TRANSACTION COSTS

Again, if a given result can be achieved with less in transaction costs than more, the lesser is preferable.  But the expenditure of transaction costs is itself a function of a number of factors: the amount of “factual truth” or fact finding is required before an informed decision to settle can be made; the number of interlocutory steps necessary to regularize the expression of the dispute or the interlocutory protection of rights; the negotiation styles of the litigators; the objectives of the clients; and the extent of financial resources dedicated to the dispute.  Again, the mindful litigator will work to ensure that transaction costs are minimized and are proportional to the dispute.

PUTTING IT ALL TOGETHER

By paying continuous attention to the binaries and factors set out above, you should decide when in the litigation or dispute process it makes sense to mediate.  You should have already determined the quantum of sunk and future costs necessary to acquire that amount of information necessary to make an informed decision on the best outcome.  It is critical that the client understand your approach to risk and that you understand the client’s risk tolerance.  Put your mind to processing alternatives such as arbitration or independent fact finding.

I make the following tentative and general observations:

1. Simple Facts and Simple Law

In my view, a best outcome can be achieved where the parties mediate after the delivery of the Affidavit of Documents, but before discoveries.  Often, integrative bargaining styles and facilitative mediator styles work well here.  If no settlement is achieved at a mediation, consider either arbitrating the entire dispute or a gateway issue (interpretation of a contract, damages first, etc), works better than the litigation process.

2. Simple Facts and Complex Law

Here, a best outcome is achieved where the parties mediate after delivery of the Affidavit of Documents and before discoveries.  However, a more evaluative form of mediator style might be appropriate in these circumstances.  In the absence of settlement, an arbitration which determines the points of law, in a timely manner, is more efficient than waiting for the trial outcome and its attendant costs.

3. Complex Facts and Simple Law
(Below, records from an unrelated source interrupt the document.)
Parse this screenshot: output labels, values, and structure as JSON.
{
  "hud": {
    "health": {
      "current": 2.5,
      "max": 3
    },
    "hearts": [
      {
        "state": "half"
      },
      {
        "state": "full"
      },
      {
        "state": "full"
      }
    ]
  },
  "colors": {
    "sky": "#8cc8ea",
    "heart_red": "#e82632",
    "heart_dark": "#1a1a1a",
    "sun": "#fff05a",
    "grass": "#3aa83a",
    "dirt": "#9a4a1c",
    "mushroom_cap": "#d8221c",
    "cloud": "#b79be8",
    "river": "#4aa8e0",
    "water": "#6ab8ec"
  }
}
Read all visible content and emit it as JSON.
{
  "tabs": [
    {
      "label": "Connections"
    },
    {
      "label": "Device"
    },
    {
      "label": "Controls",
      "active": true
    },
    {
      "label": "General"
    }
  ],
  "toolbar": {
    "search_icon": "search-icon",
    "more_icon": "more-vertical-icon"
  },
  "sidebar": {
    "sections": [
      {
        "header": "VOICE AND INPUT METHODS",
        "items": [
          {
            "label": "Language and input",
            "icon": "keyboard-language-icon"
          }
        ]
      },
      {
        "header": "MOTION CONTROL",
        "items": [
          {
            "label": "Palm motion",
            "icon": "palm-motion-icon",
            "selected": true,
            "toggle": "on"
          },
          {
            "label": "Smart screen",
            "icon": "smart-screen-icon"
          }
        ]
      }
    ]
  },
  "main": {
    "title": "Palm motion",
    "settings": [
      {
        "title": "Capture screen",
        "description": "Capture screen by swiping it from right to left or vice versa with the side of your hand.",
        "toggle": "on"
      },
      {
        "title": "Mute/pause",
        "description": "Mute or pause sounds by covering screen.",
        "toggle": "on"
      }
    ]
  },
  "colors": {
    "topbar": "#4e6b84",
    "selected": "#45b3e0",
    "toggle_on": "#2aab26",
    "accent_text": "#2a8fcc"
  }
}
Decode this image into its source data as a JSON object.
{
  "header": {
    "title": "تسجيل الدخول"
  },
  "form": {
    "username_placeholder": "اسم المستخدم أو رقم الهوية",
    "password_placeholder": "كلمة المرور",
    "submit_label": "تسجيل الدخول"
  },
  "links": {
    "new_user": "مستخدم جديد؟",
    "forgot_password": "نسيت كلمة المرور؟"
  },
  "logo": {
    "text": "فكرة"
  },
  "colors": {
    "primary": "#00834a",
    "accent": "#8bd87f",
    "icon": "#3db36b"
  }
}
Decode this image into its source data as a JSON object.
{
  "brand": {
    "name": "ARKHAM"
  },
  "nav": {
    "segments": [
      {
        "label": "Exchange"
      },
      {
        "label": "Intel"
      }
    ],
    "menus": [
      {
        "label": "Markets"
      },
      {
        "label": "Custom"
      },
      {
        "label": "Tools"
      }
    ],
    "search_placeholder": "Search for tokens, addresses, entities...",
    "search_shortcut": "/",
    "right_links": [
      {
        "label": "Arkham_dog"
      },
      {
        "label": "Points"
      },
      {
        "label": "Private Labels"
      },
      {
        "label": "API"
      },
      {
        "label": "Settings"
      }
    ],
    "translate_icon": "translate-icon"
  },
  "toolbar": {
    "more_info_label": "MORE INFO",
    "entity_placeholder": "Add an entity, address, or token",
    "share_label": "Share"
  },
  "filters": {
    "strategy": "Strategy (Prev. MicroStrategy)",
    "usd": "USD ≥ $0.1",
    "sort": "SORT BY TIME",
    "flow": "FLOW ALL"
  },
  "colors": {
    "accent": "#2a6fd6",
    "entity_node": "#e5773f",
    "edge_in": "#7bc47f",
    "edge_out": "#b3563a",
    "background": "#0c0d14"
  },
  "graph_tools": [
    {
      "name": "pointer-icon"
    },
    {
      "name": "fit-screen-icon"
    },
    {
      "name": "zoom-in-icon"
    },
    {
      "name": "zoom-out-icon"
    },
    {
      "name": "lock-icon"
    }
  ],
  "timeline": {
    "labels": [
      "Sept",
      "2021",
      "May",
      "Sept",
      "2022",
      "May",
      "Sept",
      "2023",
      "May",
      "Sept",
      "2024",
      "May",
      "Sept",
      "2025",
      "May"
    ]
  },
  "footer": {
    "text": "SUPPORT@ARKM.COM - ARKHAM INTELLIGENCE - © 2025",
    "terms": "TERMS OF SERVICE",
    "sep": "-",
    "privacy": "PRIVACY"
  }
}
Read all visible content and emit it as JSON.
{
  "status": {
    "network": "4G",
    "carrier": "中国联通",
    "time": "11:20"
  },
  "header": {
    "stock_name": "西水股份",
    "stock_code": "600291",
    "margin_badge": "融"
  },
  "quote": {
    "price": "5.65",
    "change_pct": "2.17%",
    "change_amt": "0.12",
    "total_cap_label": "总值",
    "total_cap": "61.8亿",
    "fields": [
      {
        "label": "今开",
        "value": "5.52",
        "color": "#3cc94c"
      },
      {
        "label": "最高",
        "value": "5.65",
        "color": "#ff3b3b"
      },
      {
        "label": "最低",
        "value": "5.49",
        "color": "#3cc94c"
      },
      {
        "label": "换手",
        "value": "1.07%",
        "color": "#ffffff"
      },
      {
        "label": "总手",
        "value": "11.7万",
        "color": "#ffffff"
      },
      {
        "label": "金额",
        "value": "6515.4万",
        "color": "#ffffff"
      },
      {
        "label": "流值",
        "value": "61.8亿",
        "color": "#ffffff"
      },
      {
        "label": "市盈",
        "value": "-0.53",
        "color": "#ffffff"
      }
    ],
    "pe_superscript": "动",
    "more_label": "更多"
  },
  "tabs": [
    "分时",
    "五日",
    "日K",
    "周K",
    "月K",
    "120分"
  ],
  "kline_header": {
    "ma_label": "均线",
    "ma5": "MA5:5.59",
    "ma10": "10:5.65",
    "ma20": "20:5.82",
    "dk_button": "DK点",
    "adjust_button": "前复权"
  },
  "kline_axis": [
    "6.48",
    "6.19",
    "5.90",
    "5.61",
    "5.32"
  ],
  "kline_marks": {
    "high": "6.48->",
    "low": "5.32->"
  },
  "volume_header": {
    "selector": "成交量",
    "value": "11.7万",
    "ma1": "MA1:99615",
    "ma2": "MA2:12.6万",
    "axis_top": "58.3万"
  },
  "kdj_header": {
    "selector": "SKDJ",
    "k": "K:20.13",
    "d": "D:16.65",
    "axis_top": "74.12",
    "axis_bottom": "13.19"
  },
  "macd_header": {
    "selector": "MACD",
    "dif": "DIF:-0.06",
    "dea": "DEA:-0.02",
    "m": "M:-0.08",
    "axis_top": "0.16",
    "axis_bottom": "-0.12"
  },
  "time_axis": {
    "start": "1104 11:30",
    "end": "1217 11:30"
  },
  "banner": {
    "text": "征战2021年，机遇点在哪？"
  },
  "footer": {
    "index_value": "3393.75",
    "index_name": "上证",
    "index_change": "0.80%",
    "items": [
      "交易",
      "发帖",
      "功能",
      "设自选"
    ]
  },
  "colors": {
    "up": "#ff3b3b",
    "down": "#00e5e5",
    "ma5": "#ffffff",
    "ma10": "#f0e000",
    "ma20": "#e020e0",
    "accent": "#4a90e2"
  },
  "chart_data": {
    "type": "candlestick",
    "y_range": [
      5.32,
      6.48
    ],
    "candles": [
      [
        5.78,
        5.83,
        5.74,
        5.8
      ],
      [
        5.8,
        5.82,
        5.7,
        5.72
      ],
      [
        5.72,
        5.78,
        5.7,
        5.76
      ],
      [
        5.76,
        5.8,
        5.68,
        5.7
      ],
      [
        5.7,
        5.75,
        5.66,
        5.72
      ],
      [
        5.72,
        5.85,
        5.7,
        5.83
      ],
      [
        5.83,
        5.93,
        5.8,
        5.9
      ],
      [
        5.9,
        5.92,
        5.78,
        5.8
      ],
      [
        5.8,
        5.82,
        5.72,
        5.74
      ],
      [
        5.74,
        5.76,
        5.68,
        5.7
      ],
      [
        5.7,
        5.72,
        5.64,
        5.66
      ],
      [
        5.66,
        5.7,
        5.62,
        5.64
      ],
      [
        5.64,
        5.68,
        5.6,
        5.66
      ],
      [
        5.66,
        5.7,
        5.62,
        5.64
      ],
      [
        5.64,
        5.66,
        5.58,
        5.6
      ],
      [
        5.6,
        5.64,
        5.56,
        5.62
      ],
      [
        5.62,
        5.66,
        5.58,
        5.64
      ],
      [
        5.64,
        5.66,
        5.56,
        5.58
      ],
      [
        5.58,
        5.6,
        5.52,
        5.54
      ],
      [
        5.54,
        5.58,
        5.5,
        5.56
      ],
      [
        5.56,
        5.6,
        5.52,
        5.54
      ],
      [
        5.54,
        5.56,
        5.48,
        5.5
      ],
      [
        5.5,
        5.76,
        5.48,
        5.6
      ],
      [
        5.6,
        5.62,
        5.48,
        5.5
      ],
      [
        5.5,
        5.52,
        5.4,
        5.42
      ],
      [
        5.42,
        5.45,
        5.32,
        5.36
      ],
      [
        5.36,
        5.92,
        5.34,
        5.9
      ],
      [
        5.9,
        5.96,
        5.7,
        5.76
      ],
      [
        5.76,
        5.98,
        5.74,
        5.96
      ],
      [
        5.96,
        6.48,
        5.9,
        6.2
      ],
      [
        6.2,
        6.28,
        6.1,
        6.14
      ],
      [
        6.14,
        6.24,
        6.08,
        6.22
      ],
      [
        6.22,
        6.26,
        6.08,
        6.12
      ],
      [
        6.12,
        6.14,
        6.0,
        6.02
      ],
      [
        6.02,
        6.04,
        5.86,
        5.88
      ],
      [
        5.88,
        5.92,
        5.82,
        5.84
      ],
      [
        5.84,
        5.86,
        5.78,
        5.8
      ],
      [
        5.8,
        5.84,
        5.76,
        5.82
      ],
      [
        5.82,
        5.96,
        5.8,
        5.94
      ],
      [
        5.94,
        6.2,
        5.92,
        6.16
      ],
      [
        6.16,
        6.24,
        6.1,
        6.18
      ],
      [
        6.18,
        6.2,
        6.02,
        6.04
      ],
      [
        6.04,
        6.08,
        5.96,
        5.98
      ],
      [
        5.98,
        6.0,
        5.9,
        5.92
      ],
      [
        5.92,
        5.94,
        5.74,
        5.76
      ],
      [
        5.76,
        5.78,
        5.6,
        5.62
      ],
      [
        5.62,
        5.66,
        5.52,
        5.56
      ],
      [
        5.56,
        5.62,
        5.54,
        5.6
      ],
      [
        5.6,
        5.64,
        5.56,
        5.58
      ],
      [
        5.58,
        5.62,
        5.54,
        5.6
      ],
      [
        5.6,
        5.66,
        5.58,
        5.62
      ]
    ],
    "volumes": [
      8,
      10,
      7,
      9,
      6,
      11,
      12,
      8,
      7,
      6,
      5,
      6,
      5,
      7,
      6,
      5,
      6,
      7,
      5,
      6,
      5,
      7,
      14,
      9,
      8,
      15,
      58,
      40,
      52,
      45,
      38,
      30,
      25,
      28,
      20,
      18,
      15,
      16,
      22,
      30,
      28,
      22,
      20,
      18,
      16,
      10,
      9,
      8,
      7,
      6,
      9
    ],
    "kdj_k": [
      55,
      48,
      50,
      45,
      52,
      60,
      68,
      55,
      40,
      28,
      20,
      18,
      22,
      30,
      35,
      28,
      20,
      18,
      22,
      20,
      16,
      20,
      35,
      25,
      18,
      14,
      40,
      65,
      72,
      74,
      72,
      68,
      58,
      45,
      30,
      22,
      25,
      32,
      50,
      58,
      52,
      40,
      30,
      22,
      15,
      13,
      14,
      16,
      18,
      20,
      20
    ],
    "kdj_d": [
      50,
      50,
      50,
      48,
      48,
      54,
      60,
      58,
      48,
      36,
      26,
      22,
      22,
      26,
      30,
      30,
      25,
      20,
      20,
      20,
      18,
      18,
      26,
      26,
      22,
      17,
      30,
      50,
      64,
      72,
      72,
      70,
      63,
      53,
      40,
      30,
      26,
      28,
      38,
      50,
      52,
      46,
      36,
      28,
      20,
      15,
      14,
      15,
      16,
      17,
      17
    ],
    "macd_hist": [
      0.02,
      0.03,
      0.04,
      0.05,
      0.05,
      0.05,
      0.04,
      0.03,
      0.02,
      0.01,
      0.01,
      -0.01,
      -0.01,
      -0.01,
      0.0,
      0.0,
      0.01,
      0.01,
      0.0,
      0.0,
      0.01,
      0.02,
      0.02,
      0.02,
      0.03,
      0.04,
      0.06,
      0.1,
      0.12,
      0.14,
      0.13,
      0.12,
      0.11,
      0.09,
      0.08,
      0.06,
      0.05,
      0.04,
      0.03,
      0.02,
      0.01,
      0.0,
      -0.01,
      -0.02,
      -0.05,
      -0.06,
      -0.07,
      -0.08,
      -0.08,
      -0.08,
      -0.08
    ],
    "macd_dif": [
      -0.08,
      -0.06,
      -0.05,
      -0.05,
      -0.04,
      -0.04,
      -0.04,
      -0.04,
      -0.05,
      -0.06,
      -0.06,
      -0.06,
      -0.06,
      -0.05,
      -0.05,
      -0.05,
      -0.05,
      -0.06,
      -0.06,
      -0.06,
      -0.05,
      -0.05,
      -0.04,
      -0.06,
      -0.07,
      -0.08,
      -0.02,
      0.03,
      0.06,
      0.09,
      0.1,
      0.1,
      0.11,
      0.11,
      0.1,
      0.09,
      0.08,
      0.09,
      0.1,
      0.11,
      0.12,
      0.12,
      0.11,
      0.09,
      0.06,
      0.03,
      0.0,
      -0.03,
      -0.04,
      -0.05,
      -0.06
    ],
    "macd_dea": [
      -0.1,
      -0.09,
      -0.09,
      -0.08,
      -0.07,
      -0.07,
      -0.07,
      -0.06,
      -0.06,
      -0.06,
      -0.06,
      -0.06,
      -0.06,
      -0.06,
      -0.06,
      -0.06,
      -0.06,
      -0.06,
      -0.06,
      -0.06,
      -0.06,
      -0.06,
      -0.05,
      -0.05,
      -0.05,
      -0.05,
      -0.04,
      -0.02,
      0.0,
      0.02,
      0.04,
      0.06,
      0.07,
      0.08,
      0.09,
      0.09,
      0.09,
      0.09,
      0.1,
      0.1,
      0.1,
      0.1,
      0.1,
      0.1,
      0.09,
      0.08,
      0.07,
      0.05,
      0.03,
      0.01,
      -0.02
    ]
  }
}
Where factual disputes are determinative, it is best to mediate after discoveries. However, I recommend that the mindful mediator use “smart bomb” discovery techniques.  Here, the parties agree to limit discoveries to those important and determinative factual issues in dispute and then proceed to mediation.  If the mediation fails, the parties agree to resume the discovery process to deal with the remaining issues.  In cases such as this, an evaluative mediation is best.  Depending on the case, consider arbitrating the factual dispute (relating either to liability or damages).

4. Complex Law and Complex Facts

Not surprisingly, these kinds of cases will involve high transaction costs and take the most amount of time to deal with where the amount involved is modest (say under $250,000) it is likely inefficient to take this to trial.

In these kind of cases, in order to minimize transaction costs and time, it may be appropriate to: mediate more than once; employing evaluative mediation techniques; arbitrate some or all of the issues; arbitrate interlocutory motions in the litigation; use “hot tubbing” techniques with a mediator for expert and non expert evidence; employ jointly retained fact finder/experts to determine important and disputed facts or issues.

AND IN THE END

In the end, the more mindful you are of the negotiation and mediation process, the more likely you are to achieve a best outcome and have a satisfied client who will appreciate the time and money saved in resolving the dispute.  Occam’s Razor requires the mindful litigator to resort to these simple and elegant procedural alternatives that arrive at a solution which, when compared to the litigation and court processes, results in a quicker and cheaper result yielding an accepted settlement which may parallel the shadow verdict.

If you have any questions about this article, please do not hesitate to contact Gary Caplan at Mason Caplan Roti LLP.